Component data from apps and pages
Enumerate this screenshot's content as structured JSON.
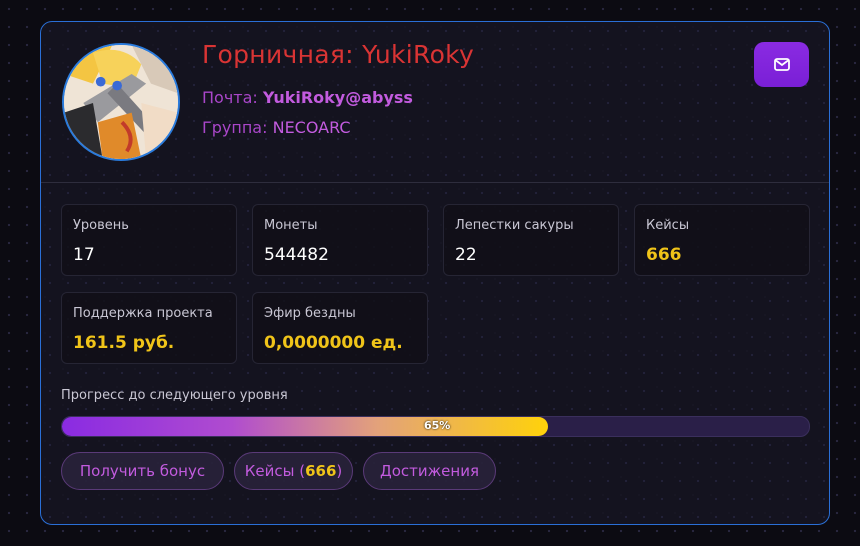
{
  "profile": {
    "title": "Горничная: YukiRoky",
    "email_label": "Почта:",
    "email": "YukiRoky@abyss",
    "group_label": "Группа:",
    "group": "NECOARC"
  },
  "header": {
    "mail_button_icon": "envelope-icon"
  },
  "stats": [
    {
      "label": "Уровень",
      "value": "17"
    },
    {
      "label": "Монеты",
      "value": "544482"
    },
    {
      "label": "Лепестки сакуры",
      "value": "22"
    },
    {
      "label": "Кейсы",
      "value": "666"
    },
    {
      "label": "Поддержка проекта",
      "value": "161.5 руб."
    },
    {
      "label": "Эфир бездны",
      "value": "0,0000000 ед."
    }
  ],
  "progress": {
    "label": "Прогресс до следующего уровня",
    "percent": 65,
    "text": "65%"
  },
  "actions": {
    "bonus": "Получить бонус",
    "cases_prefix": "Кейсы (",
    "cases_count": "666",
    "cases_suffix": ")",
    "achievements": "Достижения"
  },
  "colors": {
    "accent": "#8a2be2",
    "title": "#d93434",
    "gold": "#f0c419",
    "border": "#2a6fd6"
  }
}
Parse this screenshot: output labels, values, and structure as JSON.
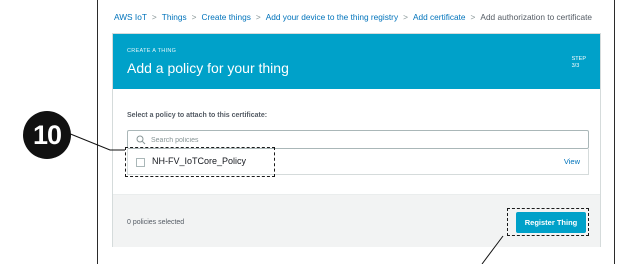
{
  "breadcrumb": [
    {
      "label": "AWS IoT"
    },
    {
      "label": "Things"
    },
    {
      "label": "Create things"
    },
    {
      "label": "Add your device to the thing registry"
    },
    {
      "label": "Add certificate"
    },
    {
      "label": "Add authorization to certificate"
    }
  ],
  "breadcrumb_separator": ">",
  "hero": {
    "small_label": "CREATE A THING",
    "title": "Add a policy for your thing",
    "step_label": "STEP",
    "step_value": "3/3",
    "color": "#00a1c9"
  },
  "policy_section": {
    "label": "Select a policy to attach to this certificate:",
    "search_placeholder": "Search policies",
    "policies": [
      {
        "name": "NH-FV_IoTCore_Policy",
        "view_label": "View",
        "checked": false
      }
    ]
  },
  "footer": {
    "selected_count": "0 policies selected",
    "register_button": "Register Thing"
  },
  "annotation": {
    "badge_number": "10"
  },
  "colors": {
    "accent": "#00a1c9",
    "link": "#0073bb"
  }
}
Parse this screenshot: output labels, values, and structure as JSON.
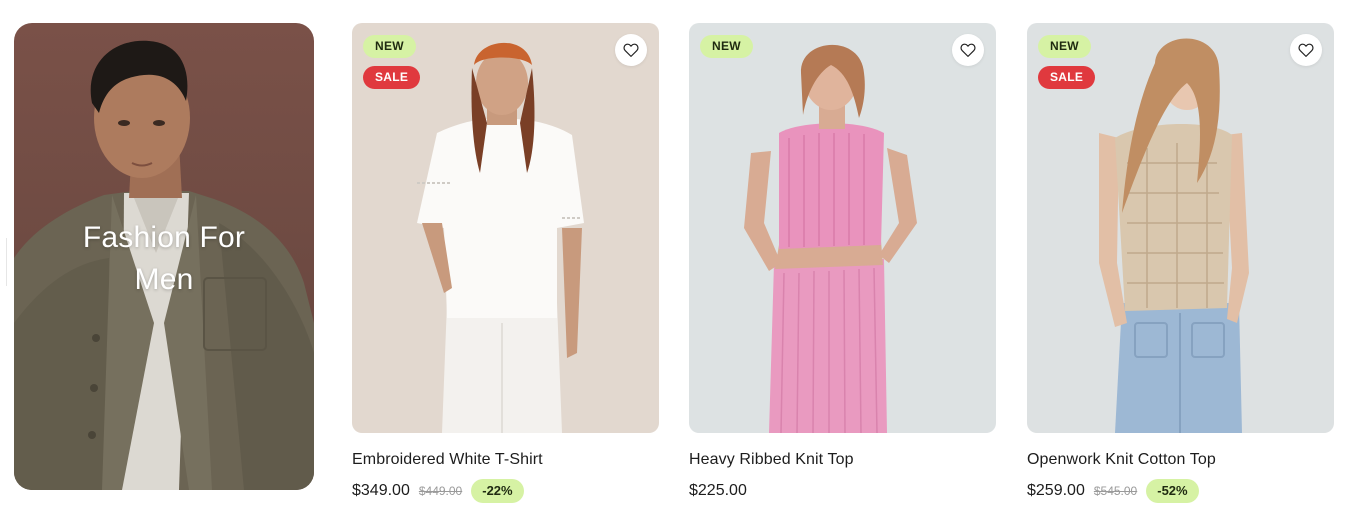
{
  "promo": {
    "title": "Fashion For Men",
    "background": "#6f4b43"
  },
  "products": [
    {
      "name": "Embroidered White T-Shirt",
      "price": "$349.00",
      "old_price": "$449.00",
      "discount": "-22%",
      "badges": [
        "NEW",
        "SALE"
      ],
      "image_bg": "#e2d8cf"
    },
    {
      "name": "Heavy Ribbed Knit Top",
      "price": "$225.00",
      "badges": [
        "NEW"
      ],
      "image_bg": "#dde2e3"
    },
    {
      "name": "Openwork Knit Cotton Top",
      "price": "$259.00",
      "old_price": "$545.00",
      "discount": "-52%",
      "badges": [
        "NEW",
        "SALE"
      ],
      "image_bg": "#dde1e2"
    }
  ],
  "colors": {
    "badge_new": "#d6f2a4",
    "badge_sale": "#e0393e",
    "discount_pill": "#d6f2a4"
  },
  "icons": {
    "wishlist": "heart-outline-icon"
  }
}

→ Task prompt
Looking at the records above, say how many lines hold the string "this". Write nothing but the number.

→ Finished exercise
4